		this.currentUser = new User();
	}
}
This method contains all four of the aforementioned skyhooks (see if you can spot where before continuing).
Firstly, the use of ServiceLocator is an example of why the Singleton pattern is my pet hate. I firmly consider it an anti-pattern.
Granted – in this instance – the ServiceLocator has a SetLocatorProvider method which unit tests can use to inject the locator, this is a less-than-desirable way of giving a class a service locator. Furthermore, you’ve now given this code the keys to the safe with regard to what services it can acquire. I’d far rather be explicit with the dependencies that I a class requires:
public class UsersModule : IModule
{
	public UsersModule(IUnityContainer unityContainer)
	{
		this.unityContainer = unityContainer;
	}
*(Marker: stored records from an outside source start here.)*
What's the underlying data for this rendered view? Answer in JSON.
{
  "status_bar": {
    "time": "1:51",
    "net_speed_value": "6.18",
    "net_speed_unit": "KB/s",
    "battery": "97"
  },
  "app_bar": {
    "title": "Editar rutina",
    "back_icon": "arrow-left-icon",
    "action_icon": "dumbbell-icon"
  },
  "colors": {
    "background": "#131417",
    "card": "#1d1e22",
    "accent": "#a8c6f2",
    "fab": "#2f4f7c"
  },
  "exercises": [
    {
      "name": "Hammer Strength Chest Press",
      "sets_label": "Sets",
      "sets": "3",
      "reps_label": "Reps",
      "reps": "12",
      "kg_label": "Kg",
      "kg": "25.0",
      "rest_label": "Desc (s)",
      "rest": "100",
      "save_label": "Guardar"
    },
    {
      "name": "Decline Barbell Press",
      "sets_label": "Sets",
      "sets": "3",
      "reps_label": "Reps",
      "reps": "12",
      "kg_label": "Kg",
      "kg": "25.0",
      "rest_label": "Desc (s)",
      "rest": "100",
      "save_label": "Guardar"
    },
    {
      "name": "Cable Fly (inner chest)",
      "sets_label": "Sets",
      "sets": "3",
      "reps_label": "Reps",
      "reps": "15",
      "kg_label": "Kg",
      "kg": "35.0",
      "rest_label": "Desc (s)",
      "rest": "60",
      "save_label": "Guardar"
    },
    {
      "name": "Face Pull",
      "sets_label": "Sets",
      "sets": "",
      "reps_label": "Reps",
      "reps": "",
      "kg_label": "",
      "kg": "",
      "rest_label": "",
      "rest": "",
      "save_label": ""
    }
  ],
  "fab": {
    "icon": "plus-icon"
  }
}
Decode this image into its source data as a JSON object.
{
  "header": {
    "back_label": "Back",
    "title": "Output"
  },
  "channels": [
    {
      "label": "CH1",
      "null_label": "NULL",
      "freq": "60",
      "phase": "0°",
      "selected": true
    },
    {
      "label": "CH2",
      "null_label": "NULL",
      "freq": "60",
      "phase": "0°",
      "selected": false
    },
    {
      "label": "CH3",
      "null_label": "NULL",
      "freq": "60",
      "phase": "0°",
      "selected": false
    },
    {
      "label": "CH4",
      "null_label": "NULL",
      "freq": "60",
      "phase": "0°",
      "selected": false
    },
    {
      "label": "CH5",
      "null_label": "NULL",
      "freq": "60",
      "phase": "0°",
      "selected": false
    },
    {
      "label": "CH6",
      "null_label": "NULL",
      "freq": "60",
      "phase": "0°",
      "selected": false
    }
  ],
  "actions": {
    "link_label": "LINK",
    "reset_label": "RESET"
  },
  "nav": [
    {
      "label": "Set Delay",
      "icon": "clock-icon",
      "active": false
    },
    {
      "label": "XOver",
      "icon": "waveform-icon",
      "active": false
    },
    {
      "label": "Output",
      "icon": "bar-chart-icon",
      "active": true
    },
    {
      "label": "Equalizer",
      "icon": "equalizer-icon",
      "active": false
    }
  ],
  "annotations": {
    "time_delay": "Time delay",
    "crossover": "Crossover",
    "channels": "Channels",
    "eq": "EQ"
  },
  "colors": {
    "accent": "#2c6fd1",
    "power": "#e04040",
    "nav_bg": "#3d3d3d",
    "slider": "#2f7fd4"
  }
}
	public void Initialize()
	{
		this.unityContainer.RegisterType<object, UsersDocumentContent>(RegionNames.ModuleDocumentContentRegion(ModuleName));
		this.currentUser = new User();
	}

	private IUnityContainer unityContainer;
}
Now, the specific dependency has been constructor-injected, allowing unit tests to provide a suitable mock.
The second and third skyhooks are similarly extracted:
public class UsersModule : IModule
{
	public UsersModule(IUnityContainer unityContainer, IRegionNameProvider regionNameProvider, IUserFactory userFactory)
	{
		this.unityContainer = unityContainer;
		this.regionNameProvider = userFactoy;
		this.userFactory = userFactory;
	}

	public void Initialize()
	{
		this.unityContainer.RegisterType<object, UsersDocumentContent>(this.regionNameProvider.ModuleDocumentContentRegion(ModuleName));
		this.currentUser = this.userFactory.CreateNew();
	}

	private IUnityContainer unityContainer;
	private IRegionNameProvider;
	private IUserFactory userFactory;
}
I wouldn’t worry about the three constructor parameters – they’ll be injected by your IoC container.
The final skyhook, the RegisterType extension method, is a specialization of the static method skyhook (inasmuch as extension methods are implemented using static methods, an unfortunate design decision by Microsoft). Thankfully, extension methods must operate only on the public interface of the extended interface. This means that the call will likely result in an equivalent call to a method on the interface that was injected.
In conclusion, whenever you spot a skyhook, replace it with a crane.
* Some mocking frameworks, such as TypeMock, are able to mock skyhooks. However, this should only be considered if the skyhooks are in 3rd-party, unchangeable, code.